Goa is looking at setting up a Gambling Commission to regulate and control casinos in the Indian state.
New laws would be brought in to facilitate the development of the Commission along with new regulations for female employees, new laws for private gaming rooms and standardised software, which will be introduced to manage gaming machines. In terms of control the distance vessels are operating away from the shore also needs to be better controlled.
Chief Minister Manohar Parrikar said: “Government is also considering bringing a comprehensive legislation in the matter of casinos.”
Mr. Parrikar said there are currently 16 licensed casinos in the state, of which 11 are on shore casinos and five are offshore. Only three licences have been issued since 2009 in Goa. “No offshore casino licenses were issued for the said period,” he added.

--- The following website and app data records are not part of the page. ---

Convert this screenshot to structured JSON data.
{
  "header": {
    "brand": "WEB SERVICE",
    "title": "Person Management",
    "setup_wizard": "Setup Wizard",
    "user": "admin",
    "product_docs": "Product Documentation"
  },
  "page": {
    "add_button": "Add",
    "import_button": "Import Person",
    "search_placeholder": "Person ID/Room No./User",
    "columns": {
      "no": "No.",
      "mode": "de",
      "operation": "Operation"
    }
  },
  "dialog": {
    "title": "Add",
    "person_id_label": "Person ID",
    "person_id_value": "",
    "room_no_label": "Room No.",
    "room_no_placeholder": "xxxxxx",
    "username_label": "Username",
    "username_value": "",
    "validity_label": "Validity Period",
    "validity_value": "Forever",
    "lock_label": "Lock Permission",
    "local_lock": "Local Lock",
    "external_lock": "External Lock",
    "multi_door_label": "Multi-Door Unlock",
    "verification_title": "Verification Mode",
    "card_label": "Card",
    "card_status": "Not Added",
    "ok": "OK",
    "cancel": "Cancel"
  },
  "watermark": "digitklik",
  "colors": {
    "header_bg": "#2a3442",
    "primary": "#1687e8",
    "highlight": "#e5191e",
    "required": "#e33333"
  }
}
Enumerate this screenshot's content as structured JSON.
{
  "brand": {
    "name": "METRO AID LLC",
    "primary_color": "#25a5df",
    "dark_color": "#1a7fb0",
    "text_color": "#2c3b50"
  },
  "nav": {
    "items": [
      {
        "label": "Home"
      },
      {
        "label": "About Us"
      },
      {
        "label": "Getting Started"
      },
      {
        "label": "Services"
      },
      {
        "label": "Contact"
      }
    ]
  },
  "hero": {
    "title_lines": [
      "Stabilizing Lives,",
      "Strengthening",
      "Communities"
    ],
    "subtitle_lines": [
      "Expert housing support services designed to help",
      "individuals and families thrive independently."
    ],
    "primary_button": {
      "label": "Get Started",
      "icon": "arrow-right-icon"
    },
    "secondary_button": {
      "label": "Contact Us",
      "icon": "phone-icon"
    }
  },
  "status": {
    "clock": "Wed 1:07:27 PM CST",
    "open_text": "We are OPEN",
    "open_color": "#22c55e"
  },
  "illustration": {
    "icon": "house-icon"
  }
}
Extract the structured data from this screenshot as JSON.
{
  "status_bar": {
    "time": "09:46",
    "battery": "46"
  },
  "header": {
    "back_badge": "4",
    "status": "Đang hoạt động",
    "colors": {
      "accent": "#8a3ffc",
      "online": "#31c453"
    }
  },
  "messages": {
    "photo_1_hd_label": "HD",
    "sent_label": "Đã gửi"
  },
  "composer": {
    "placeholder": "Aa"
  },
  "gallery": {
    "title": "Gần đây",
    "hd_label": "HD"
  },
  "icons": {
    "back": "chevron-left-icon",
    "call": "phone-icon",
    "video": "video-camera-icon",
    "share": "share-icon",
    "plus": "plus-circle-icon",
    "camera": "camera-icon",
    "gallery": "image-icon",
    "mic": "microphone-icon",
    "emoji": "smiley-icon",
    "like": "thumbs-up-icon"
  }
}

There has also been mention of a mechanism to log and control the number of locals playing in the casinos.
Parrikar also said there is no mechanism in place to indicate the number of locals visiting casinos.
The Chief Minister said that ten casinos were in violation of some law and that action would be taken ‘as per provisions of law.’ One of the main problems is the positioning of the off-shore casinos. Gambling vessels are supposed to be five nautical miles away from the shore however those located in the Mandovi river by Panaji are just a few metres away from the shore. Mr. Parrikar highlighted the location of MV Caravella, which operates Casino Soles and is owned by M/s Advani Pleasure Cruise Company and one of the first off-shore casinos in the region, which is anchored just 50 metres away from the shore. MV Casino Royale, owned by M/S Highstreet Cruises and Entertainment, is the furthest away at 800m from the shore.